THE PROBLEM - Leaving the pictures aside, restate all of the data exactly.

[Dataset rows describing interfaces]
□ □ □ □

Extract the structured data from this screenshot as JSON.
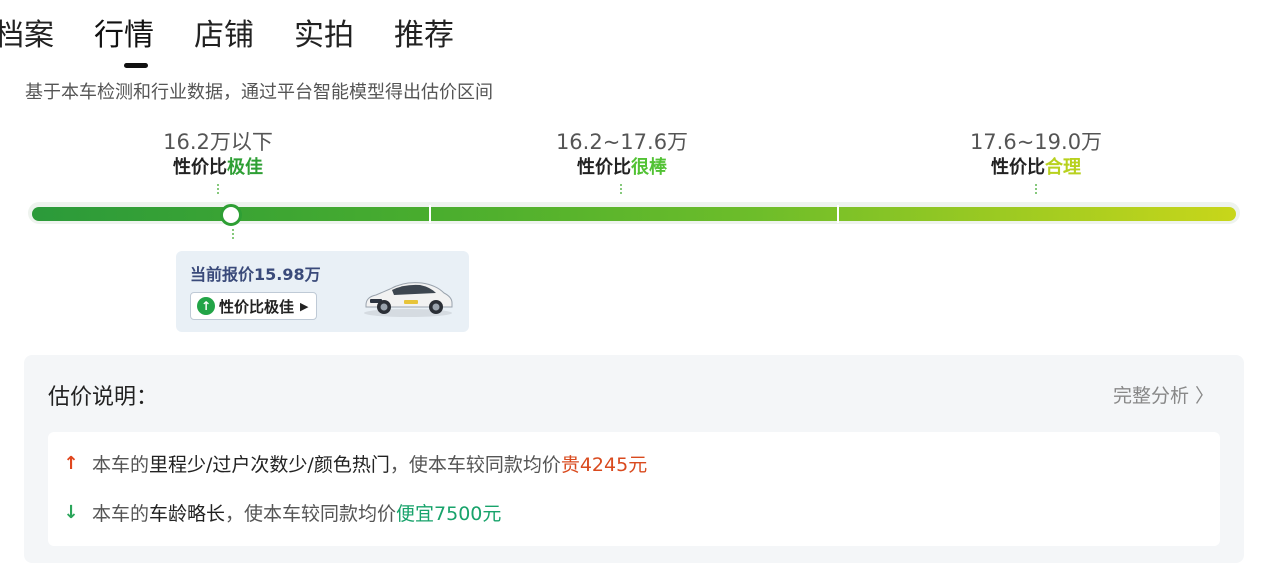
{
  "tabs": [
    {
      "label": "档案"
    },
    {
      "label": "行情"
    },
    {
      "label": "店铺"
    },
    {
      "label": "实拍"
    },
    {
      "label": "推荐"
    }
  ],
  "subtitle": "基于本车检测和行业数据，通过平台智能模型得出估价区间",
  "tiers": [
    {
      "price": "16.2万以下",
      "label_prefix": "性价比",
      "label_highlight": "极佳",
      "color": "#2e9f34"
    },
    {
      "price": "16.2~17.6万",
      "label_prefix": "性价比",
      "label_highlight": "很棒",
      "color": "#52c234"
    },
    {
      "price": "17.6~19.0万",
      "label_prefix": "性价比",
      "label_highlight": "合理",
      "color": "#b8d11e"
    }
  ],
  "current": {
    "label": "当前报价15.98万",
    "tag_icon": "arrow-up-circle-icon",
    "tag": "性价比极佳",
    "tag_arrow": "▶",
    "level_fraction": 0.16
  },
  "explanation": {
    "title": "估价说明：",
    "link": "完整分析 〉",
    "reasons": [
      {
        "direction": "up",
        "icon": "arrow-up-icon",
        "glyph": "↑",
        "prefix": "本车的",
        "emphasis": "里程少/过户次数少/颜色热门",
        "middle": "，使本车较同款均价",
        "value": "贵4245元",
        "color": "#d94a1e"
      },
      {
        "direction": "down",
        "icon": "arrow-down-icon",
        "glyph": "↓",
        "prefix": "本车的",
        "emphasis": "车龄略长",
        "middle": "，使本车较同款均价",
        "value": "便宜7500元",
        "color": "#18a36b"
      }
    ]
  }
}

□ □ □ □

ANSWER BELOW -
Extract the structured data from this screenshot as JSON.
{
  "tabs": [
    {
      "label": "档案"
    },
    {
      "label": "行情"
    },
    {
      "label": "店铺"
    },
    {
      "label": "实拍"
    },
    {
      "label": "推荐"
    }
  ],
  "subtitle": "基于本车检测和行业数据，通过平台智能模型得出估价区间",
  "tiers": [
    {
      "price": "16.2万以下",
      "label_prefix": "性价比",
      "label_highlight": "极佳",
      "color": "#2e9f34"
    },
    {
      "price": "16.2~17.6万",
      "label_prefix": "性价比",
      "label_highlight": "很棒",
      "color": "#52c234"
    },
    {
      "price": "17.6~19.0万",
      "label_prefix": "性价比",
      "label_highlight": "合理",
      "color": "#b8d11e"
    }
  ],
  "current": {
    "label": "当前报价15.98万",
    "tag_icon": "arrow-up-circle-icon",
    "tag": "性价比极佳",
    "tag_arrow": "▶",
    "level_fraction": 0.16
  },
  "explanation": {
    "title": "估价说明：",
    "link": "完整分析 〉",
    "reasons": [
      {
        "direction": "up",
        "icon": "arrow-up-icon",
        "glyph": "↑",
        "prefix": "本车的",
        "emphasis": "里程少/过户次数少/颜色热门",
        "middle": "，使本车较同款均价",
        "value": "贵4245元",
        "color": "#d94a1e"
      },
      {
        "direction": "down",
        "icon": "arrow-down-icon",
        "glyph": "↓",
        "prefix": "本车的",
        "emphasis": "车龄略长",
        "middle": "，使本车较同款均价",
        "value": "便宜7500元",
        "color": "#18a36b"
      }
    ]
  }
}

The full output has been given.